[Exercise prompt]:
Across the entries, count the lines that include "screenshot" and report only that number.
···
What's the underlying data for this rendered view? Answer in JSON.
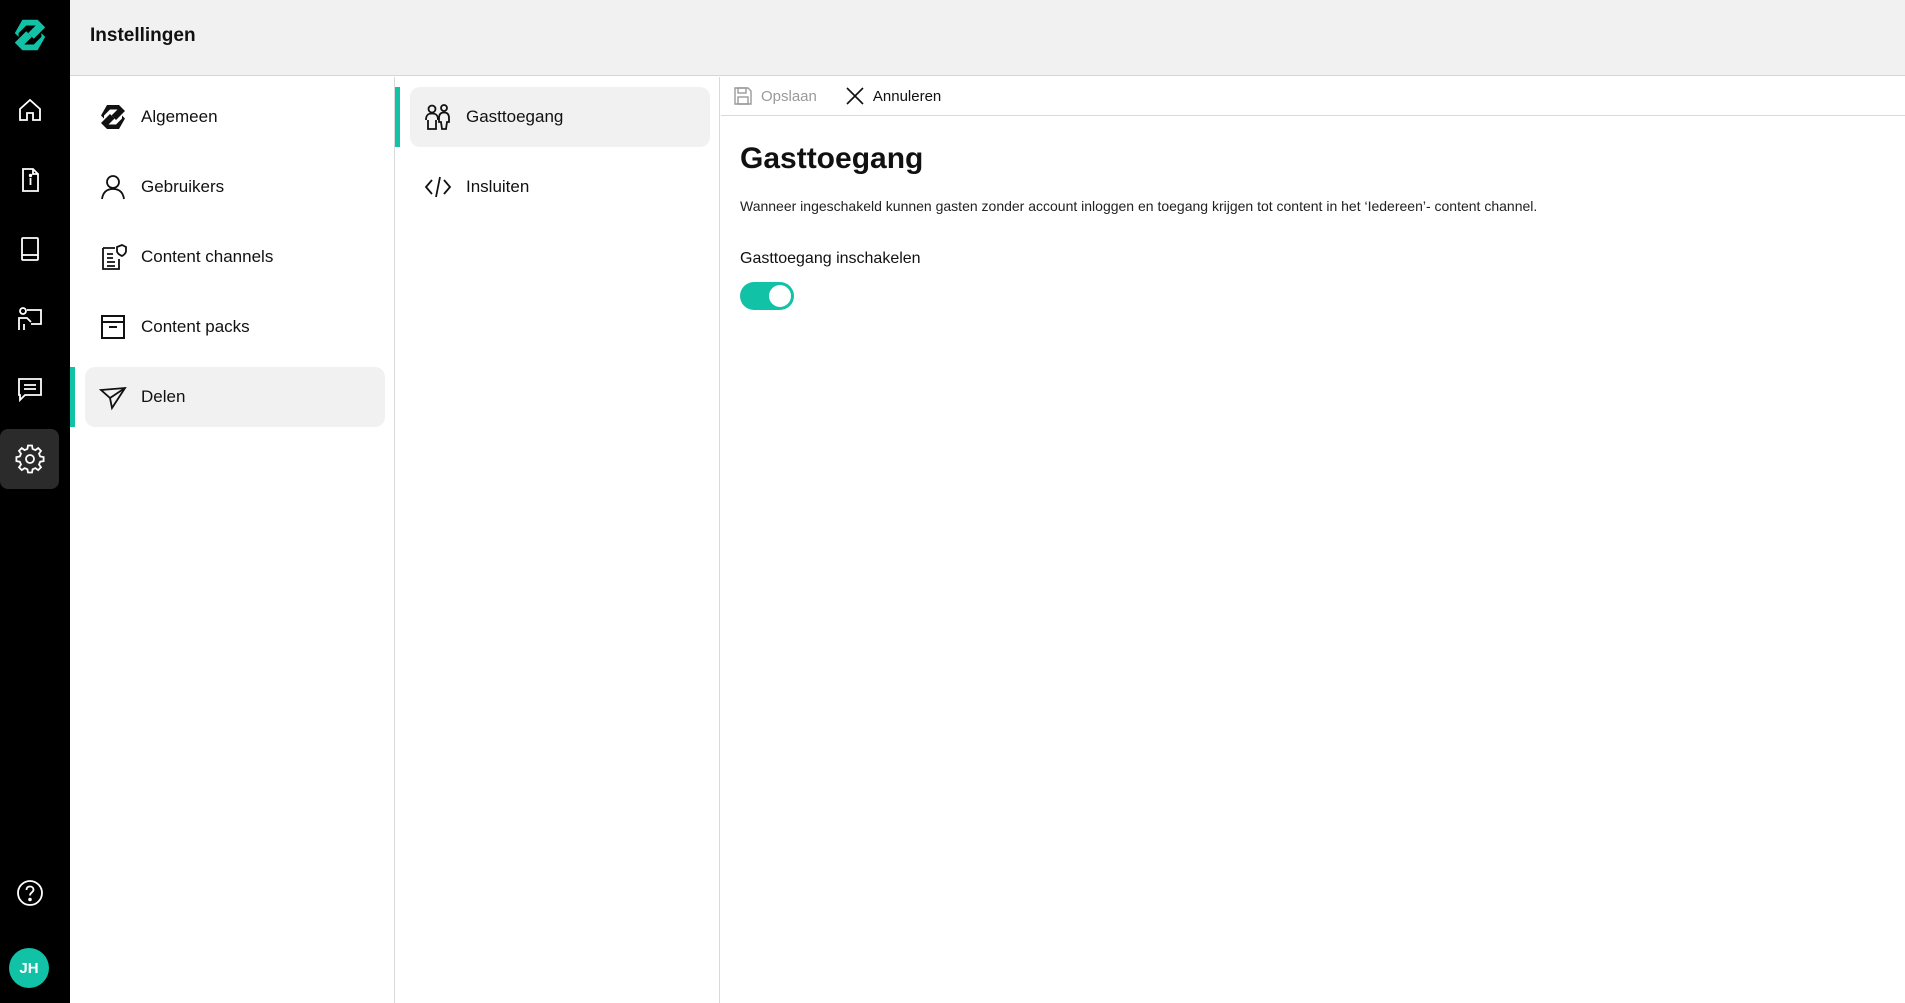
{
  "header": {
    "title": "Instellingen"
  },
  "rail": {
    "items": [
      {
        "name": "home-icon"
      },
      {
        "name": "document-info-icon"
      },
      {
        "name": "book-icon"
      },
      {
        "name": "presentation-icon"
      },
      {
        "name": "chat-icon"
      },
      {
        "name": "gear-icon",
        "active": true
      }
    ],
    "help_icon": "help-icon",
    "avatar_initials": "JH"
  },
  "settings_nav": {
    "items": [
      {
        "label": "Algemeen",
        "icon": "brand-logo-icon"
      },
      {
        "label": "Gebruikers",
        "icon": "user-icon"
      },
      {
        "label": "Content channels",
        "icon": "content-channels-icon"
      },
      {
        "label": "Content packs",
        "icon": "archive-box-icon"
      },
      {
        "label": "Delen",
        "icon": "send-icon",
        "active": true
      }
    ]
  },
  "sub_nav": {
    "items": [
      {
        "label": "Gasttoegang",
        "icon": "guests-icon",
        "active": true
      },
      {
        "label": "Insluiten",
        "icon": "code-icon"
      }
    ]
  },
  "toolbar": {
    "save_label": "Opslaan",
    "cancel_label": "Annuleren"
  },
  "main": {
    "title": "Gasttoegang",
    "description": "Wanneer ingeschakeld kunnen gasten zonder account inloggen en toegang krijgen tot content in het ‘Iedereen’- content channel.",
    "setting_label": "Gasttoegang inschakelen",
    "toggle_on": true
  },
  "colors": {
    "accent": "#12c2a6",
    "rail_bg": "#000000",
    "header_bg": "#f1f1f1"
  }
}
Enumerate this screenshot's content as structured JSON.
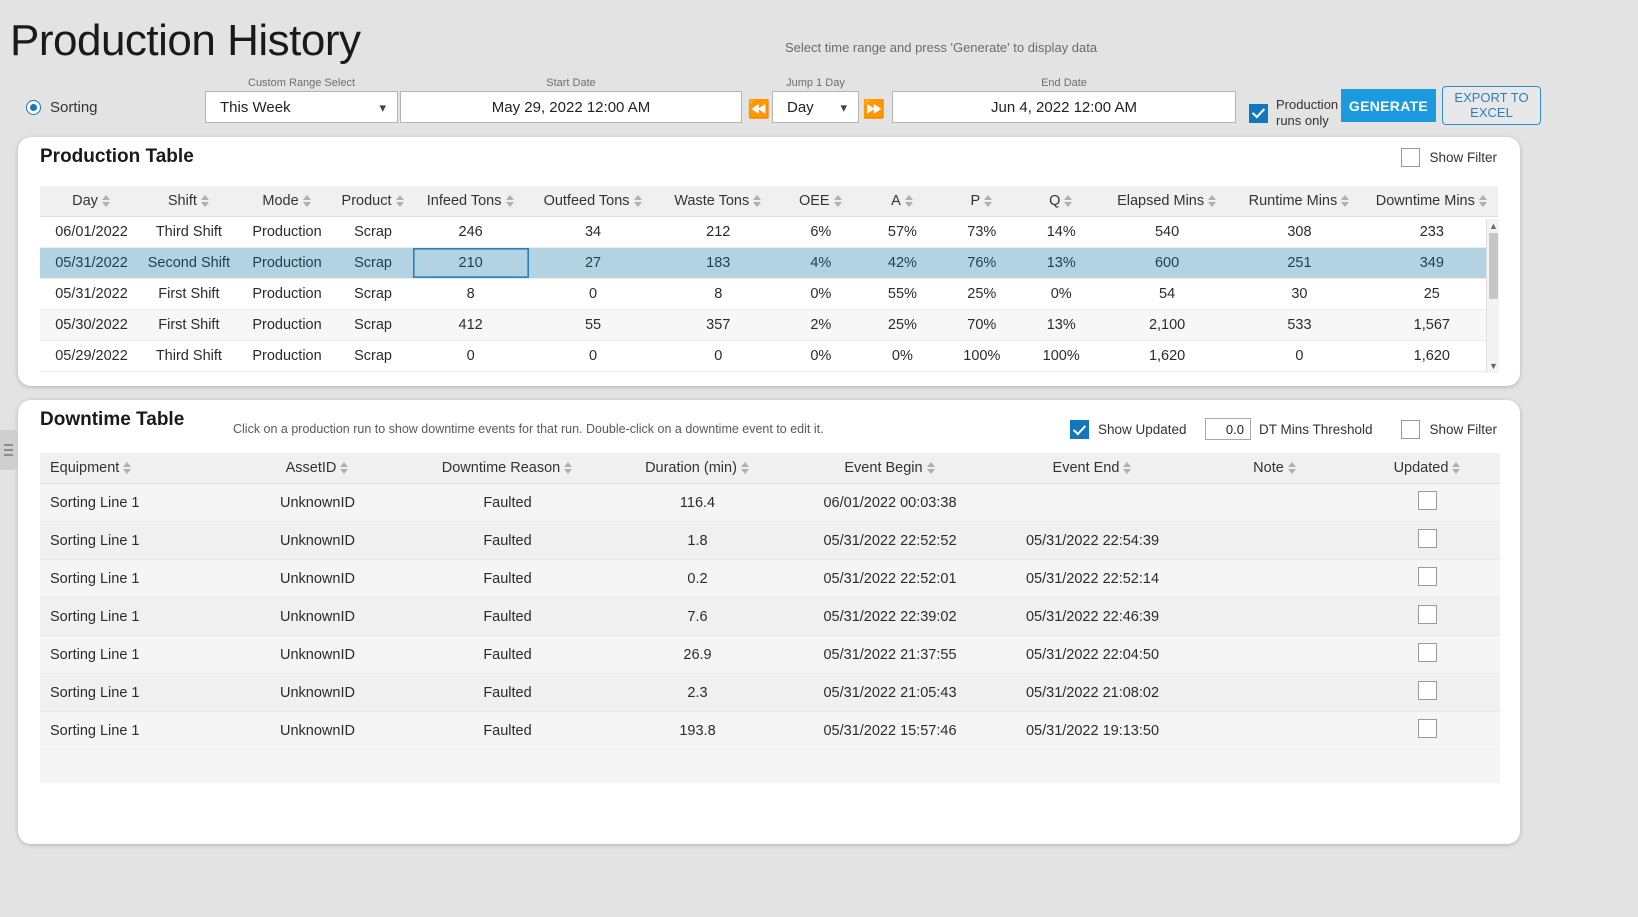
{
  "header": {
    "title": "Production History",
    "hint": "Select time range and press 'Generate' to display data"
  },
  "toolbar": {
    "radio_label": "Sorting",
    "custom_range_caption": "Custom Range Select",
    "custom_range_value": "This Week",
    "start_date_caption": "Start Date",
    "start_date_value": "May 29, 2022 12:00 AM",
    "jump_caption": "Jump 1 Day",
    "jump_value": "Day",
    "end_date_caption": "End Date",
    "end_date_value": "Jun 4, 2022 12:00 AM",
    "prev_icon": "skip-back-icon",
    "next_icon": "skip-forward-icon",
    "production_runs_only_line1": "Production",
    "production_runs_only_line2": "runs only",
    "generate_label": "GENERATE",
    "export_line1": "EXPORT TO",
    "export_line2": "EXCEL"
  },
  "production_table": {
    "title": "Production Table",
    "show_filter_label": "Show Filter",
    "columns": [
      "Day",
      "Shift",
      "Mode",
      "Product",
      "Infeed Tons",
      "Outfeed Tons",
      "Waste Tons",
      "OEE",
      "A",
      "P",
      "Q",
      "Elapsed Mins",
      "Runtime Mins",
      "Downtime Mins"
    ],
    "rows": [
      {
        "day": "06/01/2022",
        "shift": "Third Shift",
        "mode": "Production",
        "product": "Scrap",
        "infeed": "246",
        "outfeed": "34",
        "waste": "212",
        "oee": "6%",
        "a": "57%",
        "p": "73%",
        "q": "14%",
        "elapsed": "540",
        "runtime": "308",
        "downtime": "233",
        "selected": false
      },
      {
        "day": "05/31/2022",
        "shift": "Second Shift",
        "mode": "Production",
        "product": "Scrap",
        "infeed": "210",
        "outfeed": "27",
        "waste": "183",
        "oee": "4%",
        "a": "42%",
        "p": "76%",
        "q": "13%",
        "elapsed": "600",
        "runtime": "251",
        "downtime": "349",
        "selected": true
      },
      {
        "day": "05/31/2022",
        "shift": "First Shift",
        "mode": "Production",
        "product": "Scrap",
        "infeed": "8",
        "outfeed": "0",
        "waste": "8",
        "oee": "0%",
        "a": "55%",
        "p": "25%",
        "q": "0%",
        "elapsed": "54",
        "runtime": "30",
        "downtime": "25",
        "selected": false
      },
      {
        "day": "05/30/2022",
        "shift": "First Shift",
        "mode": "Production",
        "product": "Scrap",
        "infeed": "412",
        "outfeed": "55",
        "waste": "357",
        "oee": "2%",
        "a": "25%",
        "p": "70%",
        "q": "13%",
        "elapsed": "2,100",
        "runtime": "533",
        "downtime": "1,567",
        "selected": false
      },
      {
        "day": "05/29/2022",
        "shift": "Third Shift",
        "mode": "Production",
        "product": "Scrap",
        "infeed": "0",
        "outfeed": "0",
        "waste": "0",
        "oee": "0%",
        "a": "0%",
        "p": "100%",
        "q": "100%",
        "elapsed": "1,620",
        "runtime": "0",
        "downtime": "1,620",
        "selected": false
      }
    ]
  },
  "downtime_table": {
    "title": "Downtime Table",
    "subtitle": "Click on a production run to show downtime events for that run. Double-click on a downtime event to edit it.",
    "show_updated_label": "Show Updated",
    "dt_threshold_value": "0.0",
    "dt_threshold_label": "DT Mins Threshold",
    "show_filter_label": "Show Filter",
    "columns": [
      "Equipment",
      "AssetID",
      "Downtime Reason",
      "Duration (min)",
      "Event Begin",
      "Event End",
      "Note",
      "Updated"
    ],
    "rows": [
      {
        "equipment": "Sorting Line 1",
        "asset": "UnknownID",
        "reason": "Faulted",
        "duration": "116.4",
        "begin": "06/01/2022 00:03:38",
        "end": "",
        "note": "",
        "updated": false
      },
      {
        "equipment": "Sorting Line 1",
        "asset": "UnknownID",
        "reason": "Faulted",
        "duration": "1.8",
        "begin": "05/31/2022 22:52:52",
        "end": "05/31/2022 22:54:39",
        "note": "",
        "updated": false
      },
      {
        "equipment": "Sorting Line 1",
        "asset": "UnknownID",
        "reason": "Faulted",
        "duration": "0.2",
        "begin": "05/31/2022 22:52:01",
        "end": "05/31/2022 22:52:14",
        "note": "",
        "updated": false
      },
      {
        "equipment": "Sorting Line 1",
        "asset": "UnknownID",
        "reason": "Faulted",
        "duration": "7.6",
        "begin": "05/31/2022 22:39:02",
        "end": "05/31/2022 22:46:39",
        "note": "",
        "updated": false
      },
      {
        "equipment": "Sorting Line 1",
        "asset": "UnknownID",
        "reason": "Faulted",
        "duration": "26.9",
        "begin": "05/31/2022 21:37:55",
        "end": "05/31/2022 22:04:50",
        "note": "",
        "updated": false
      },
      {
        "equipment": "Sorting Line 1",
        "asset": "UnknownID",
        "reason": "Faulted",
        "duration": "2.3",
        "begin": "05/31/2022 21:05:43",
        "end": "05/31/2022 21:08:02",
        "note": "",
        "updated": false
      },
      {
        "equipment": "Sorting Line 1",
        "asset": "UnknownID",
        "reason": "Faulted",
        "duration": "193.8",
        "begin": "05/31/2022 15:57:46",
        "end": "05/31/2022 19:13:50",
        "note": "",
        "updated": false
      }
    ]
  },
  "colors": {
    "accent": "#1b9ae0",
    "accent_dark": "#1277bc",
    "selection": "#b3d3e3",
    "page_bg": "#e3e3e3"
  }
}
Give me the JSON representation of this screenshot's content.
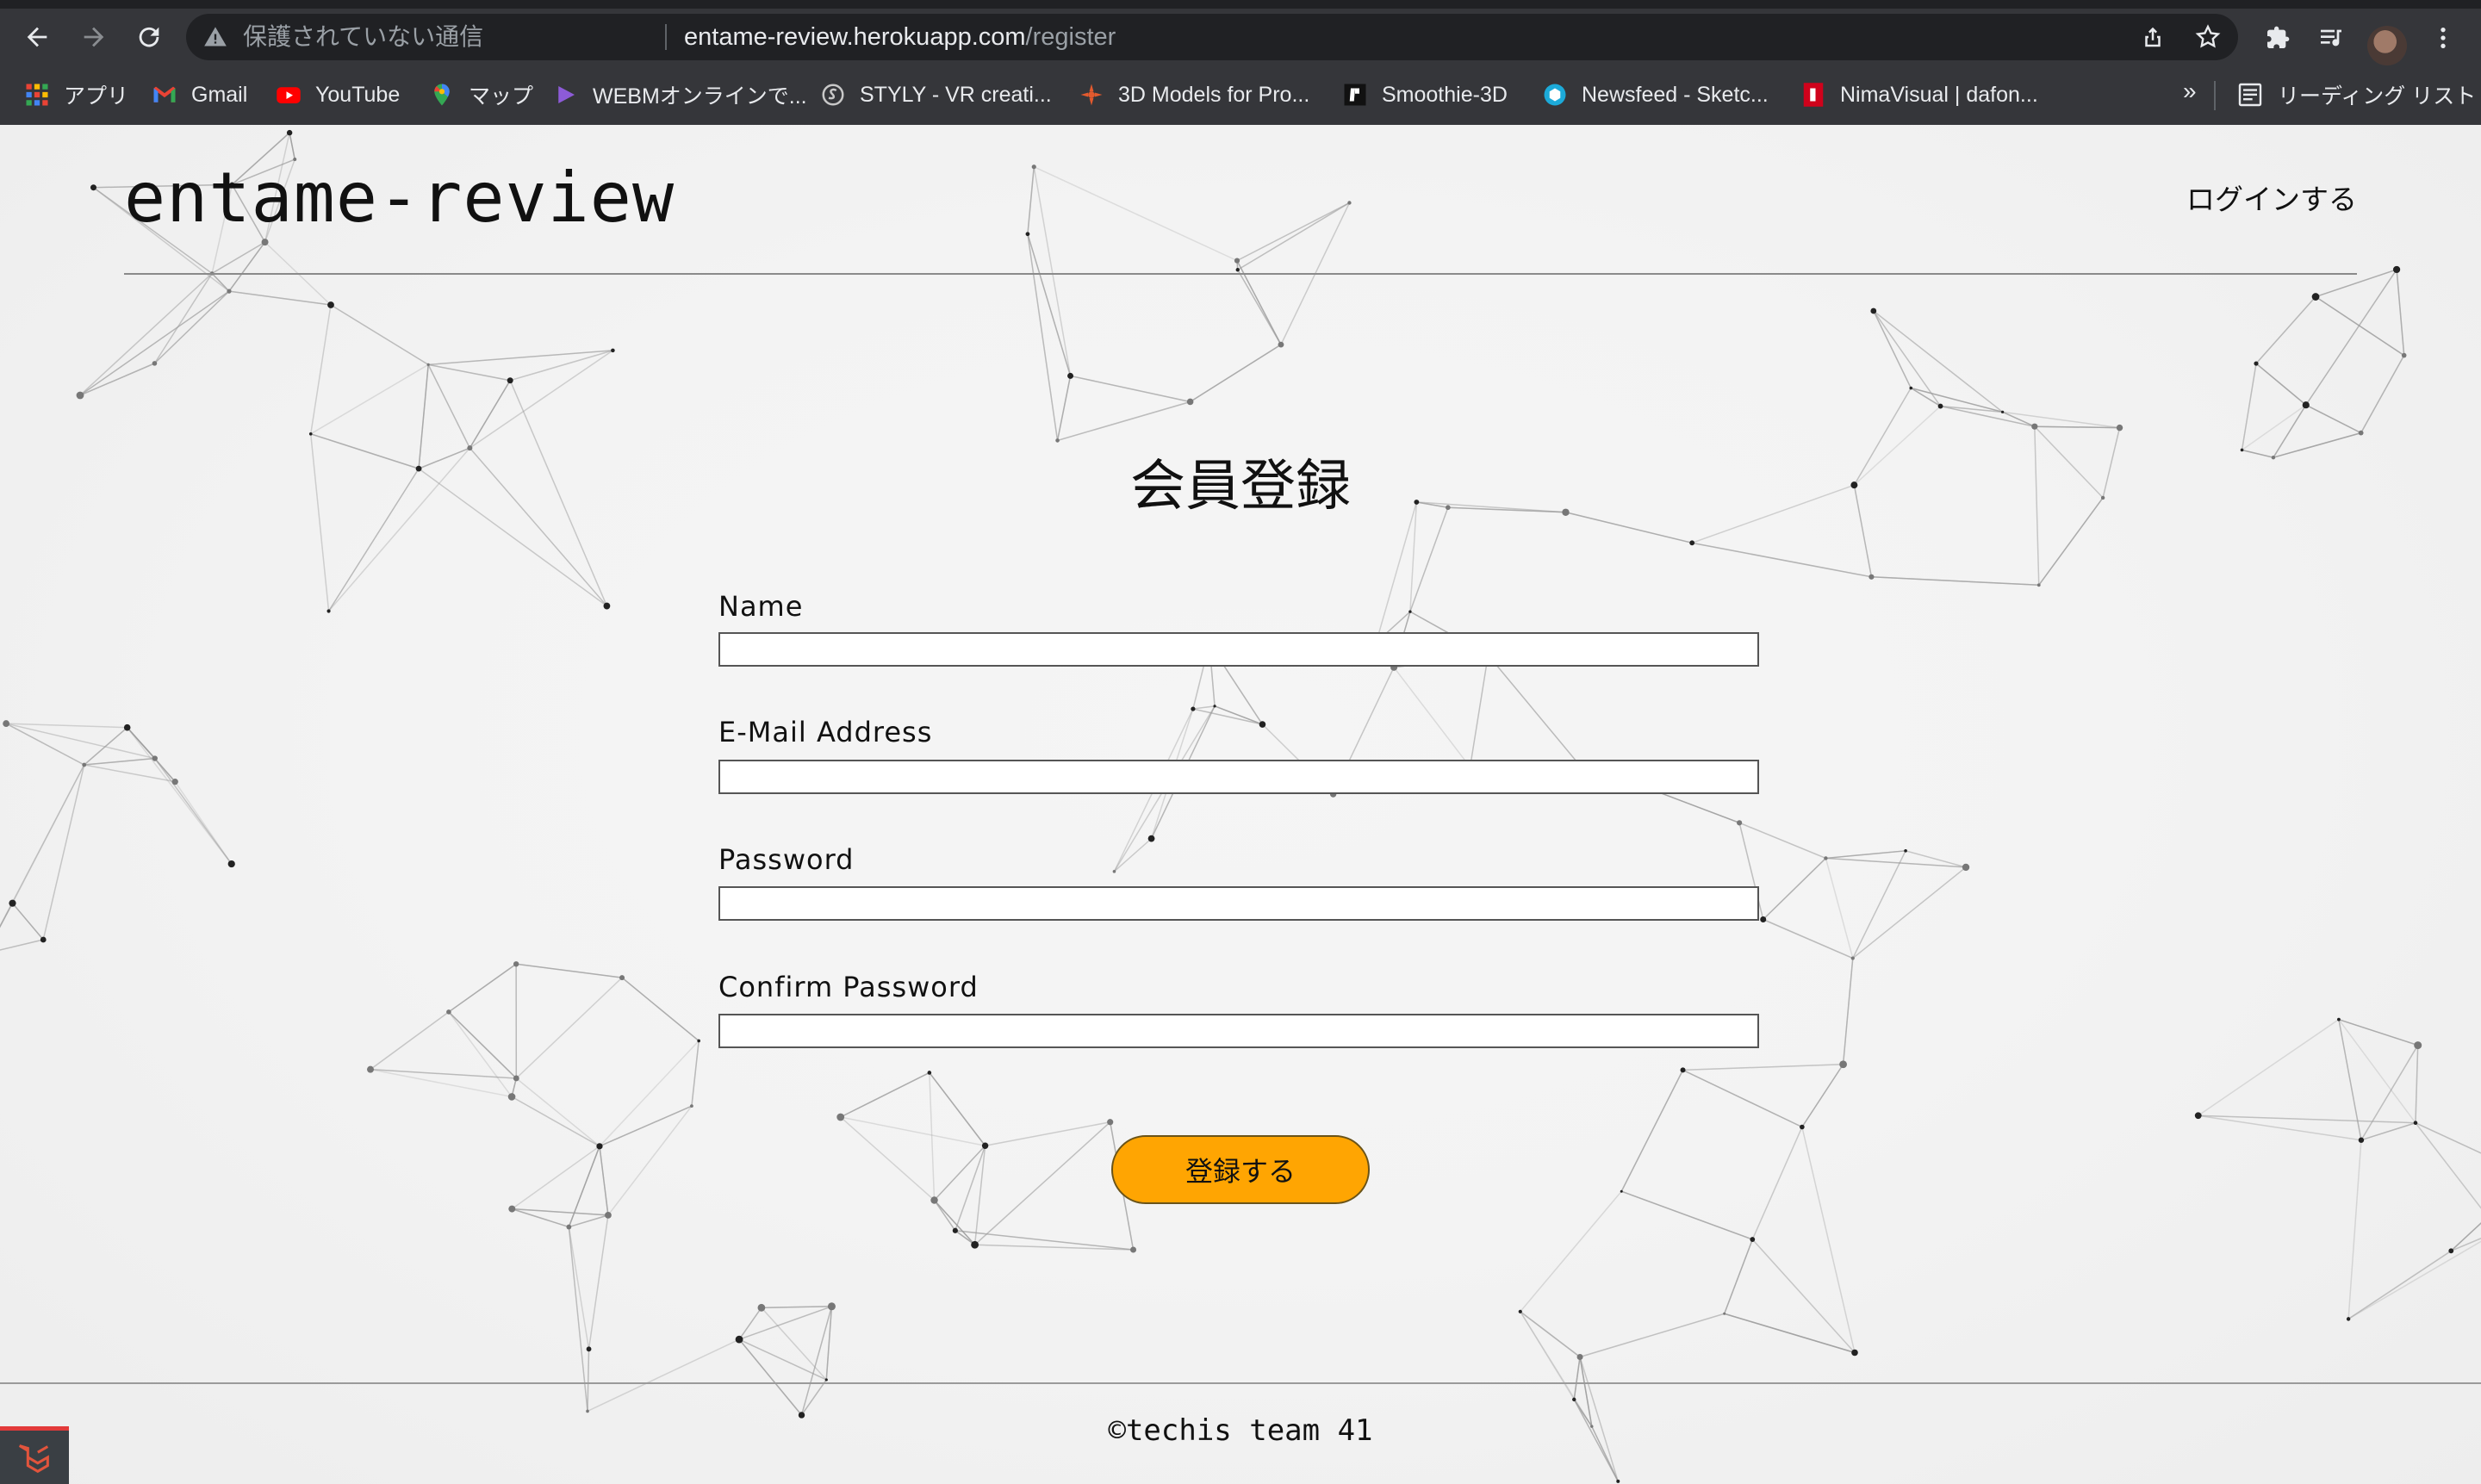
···
[Result]:
2